■ How to complete this task
Copy each line in the data that includes the word "created".

■ Given entries
◇ ◇ ◇ ◇
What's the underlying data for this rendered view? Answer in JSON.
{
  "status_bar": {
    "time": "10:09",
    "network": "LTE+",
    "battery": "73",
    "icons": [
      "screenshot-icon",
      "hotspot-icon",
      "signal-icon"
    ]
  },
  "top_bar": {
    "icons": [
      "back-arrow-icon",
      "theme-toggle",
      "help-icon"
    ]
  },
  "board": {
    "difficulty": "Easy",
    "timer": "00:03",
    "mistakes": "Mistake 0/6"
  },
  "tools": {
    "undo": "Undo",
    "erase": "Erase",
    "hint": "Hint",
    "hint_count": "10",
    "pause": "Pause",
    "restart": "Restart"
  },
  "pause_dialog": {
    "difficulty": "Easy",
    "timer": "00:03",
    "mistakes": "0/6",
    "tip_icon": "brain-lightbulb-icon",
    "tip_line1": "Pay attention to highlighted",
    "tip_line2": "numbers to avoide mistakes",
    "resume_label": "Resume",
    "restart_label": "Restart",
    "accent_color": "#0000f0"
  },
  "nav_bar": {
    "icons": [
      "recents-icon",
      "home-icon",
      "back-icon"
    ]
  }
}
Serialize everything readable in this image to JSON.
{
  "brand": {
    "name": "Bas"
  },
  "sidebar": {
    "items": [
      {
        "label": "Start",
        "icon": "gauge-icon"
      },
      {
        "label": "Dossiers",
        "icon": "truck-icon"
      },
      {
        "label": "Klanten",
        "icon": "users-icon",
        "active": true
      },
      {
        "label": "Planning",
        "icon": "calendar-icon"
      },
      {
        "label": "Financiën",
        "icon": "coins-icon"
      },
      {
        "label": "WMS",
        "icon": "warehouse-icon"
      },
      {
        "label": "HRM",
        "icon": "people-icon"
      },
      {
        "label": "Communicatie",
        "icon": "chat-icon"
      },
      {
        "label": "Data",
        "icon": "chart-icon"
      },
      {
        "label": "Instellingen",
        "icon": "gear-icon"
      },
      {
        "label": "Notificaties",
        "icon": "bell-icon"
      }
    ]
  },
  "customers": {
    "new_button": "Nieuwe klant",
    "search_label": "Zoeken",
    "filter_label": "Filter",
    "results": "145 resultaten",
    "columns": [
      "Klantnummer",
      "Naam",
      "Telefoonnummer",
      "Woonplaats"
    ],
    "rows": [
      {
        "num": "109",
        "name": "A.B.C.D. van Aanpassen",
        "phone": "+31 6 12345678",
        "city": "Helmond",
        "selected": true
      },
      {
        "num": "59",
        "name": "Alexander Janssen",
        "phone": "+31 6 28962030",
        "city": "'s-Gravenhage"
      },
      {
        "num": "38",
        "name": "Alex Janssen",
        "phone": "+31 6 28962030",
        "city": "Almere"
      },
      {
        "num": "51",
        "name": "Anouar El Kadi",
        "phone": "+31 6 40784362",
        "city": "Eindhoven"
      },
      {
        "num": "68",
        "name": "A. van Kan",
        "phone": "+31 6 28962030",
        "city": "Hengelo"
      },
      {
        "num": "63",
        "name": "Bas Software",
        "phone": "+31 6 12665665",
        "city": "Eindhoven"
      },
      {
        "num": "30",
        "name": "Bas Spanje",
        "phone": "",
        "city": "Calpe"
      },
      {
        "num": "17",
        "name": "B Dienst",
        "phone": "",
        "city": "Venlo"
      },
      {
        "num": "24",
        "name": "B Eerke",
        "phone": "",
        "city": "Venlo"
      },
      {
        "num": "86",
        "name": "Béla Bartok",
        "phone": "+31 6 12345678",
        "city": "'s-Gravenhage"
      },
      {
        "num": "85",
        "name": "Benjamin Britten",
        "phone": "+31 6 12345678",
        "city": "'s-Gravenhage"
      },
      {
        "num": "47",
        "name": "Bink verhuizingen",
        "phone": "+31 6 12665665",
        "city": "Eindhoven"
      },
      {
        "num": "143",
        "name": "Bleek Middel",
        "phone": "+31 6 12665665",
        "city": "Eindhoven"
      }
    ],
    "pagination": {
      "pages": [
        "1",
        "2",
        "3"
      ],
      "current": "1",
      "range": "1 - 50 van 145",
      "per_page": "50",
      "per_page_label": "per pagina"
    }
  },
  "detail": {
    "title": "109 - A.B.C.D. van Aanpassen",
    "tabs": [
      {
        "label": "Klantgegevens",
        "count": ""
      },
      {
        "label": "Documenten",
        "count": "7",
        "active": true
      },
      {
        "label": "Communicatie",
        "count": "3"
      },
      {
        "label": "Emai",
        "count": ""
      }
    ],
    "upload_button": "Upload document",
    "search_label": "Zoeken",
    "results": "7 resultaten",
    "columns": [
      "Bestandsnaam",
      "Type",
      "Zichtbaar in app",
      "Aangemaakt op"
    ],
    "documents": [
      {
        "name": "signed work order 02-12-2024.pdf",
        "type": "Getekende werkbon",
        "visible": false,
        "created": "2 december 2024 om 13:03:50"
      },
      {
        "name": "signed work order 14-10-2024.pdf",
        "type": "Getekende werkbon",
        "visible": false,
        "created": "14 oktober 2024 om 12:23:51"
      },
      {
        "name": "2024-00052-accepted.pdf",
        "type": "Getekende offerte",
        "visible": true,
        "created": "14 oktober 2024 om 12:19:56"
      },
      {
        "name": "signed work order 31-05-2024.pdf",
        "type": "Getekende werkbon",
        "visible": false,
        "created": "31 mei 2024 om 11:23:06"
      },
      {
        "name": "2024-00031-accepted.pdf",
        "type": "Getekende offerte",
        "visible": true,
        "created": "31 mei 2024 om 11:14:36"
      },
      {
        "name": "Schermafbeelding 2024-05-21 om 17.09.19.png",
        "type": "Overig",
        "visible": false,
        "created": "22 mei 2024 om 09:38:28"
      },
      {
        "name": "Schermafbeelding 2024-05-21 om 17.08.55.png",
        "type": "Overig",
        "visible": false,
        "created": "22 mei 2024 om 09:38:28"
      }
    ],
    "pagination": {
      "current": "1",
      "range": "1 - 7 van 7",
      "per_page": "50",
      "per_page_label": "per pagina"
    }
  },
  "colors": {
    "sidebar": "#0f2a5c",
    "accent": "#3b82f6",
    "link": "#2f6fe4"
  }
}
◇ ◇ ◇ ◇
■ Exercise result
        "created": "2 december 2024 om 13:03:50"
        "created": "14 oktober 2024 om 12:23:51"
        "created": "14 oktober 2024 om 12:19:56"
        "created": "31 mei 2024 om 11:23:06"
        "created": "31 mei 2024 om 11:14:36"
        "created": "22 mei 2024 om 09:38:28"
        "created": "22 mei 2024 om 09:38:28"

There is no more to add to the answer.